The wheels are in motion for my radioactive iodine treatment. It will be scheduled for Friday the 13th, in March. And, I don't even consider it bad luck. In fact, I set the date. Not because it is Friday the 13th. The date has no significance to me other than it is before a week long vacation and I'm trying not to miss any work.

I dread the 2 week and 2 days of low iodine diet. However...I received some really great news last week. My endocrinologist, whom I absolutely love, is going to let me keep taking my Levoxyl and I will be getting Thyrogen injections two days before the treatment and the day before the treatment. This is great news because I don't have to get hypothyroid. I can be functional! The Thyrogen will basically stimulate the remaining thyroid tissue to take up the iodine.

I realize there are a couple of schools of thought about this versus the conventional way of coming off of your medication and becoming hypothyroid. I feel confident in my doctor's opinion. I have researched it and asked him the questions I wanted and he answered all of them to my satisfaction.

I hope this isn't just the honeymoon phase of my relationship with my endocrinologist. But, I really really like him. And, I'm so happy about that. I've heard more horror stories of how patients don't trust their endocrinologists and don't feel as though they are being treated properly.

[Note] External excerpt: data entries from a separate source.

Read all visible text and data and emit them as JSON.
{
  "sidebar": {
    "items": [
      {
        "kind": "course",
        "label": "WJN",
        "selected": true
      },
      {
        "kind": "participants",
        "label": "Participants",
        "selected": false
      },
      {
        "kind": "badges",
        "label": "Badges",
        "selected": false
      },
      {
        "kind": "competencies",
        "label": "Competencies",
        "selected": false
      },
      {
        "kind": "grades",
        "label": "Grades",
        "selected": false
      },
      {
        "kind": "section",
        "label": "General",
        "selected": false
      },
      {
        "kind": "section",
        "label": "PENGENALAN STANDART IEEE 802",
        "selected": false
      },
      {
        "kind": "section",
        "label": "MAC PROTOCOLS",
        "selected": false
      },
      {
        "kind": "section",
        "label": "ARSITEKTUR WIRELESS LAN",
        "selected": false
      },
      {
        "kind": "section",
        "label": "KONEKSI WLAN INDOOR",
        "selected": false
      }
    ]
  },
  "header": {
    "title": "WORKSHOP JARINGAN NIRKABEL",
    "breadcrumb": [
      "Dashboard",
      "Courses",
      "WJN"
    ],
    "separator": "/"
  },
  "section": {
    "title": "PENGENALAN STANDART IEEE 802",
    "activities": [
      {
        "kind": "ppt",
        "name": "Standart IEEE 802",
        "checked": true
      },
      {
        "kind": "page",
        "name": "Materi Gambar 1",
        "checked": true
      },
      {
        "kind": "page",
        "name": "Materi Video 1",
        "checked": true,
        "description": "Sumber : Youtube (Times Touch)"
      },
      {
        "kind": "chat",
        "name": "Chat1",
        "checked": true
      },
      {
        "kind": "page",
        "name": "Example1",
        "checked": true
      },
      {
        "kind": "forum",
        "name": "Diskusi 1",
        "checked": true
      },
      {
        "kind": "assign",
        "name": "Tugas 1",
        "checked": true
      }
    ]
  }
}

I'm actually in awe of how well things seem to be going for me. I love my surgeon, I had a great operation, I can't believe how well I was treated in the hospital (Vanderbilt), I have had a really good recovery thus far, and I am really pleased with my endocrinologist. However, if I begin to write in a few weeks that I really love this new low iodine diet and I think I'll probably adopt it as a new way of life...future note to self: Have head examined immediately.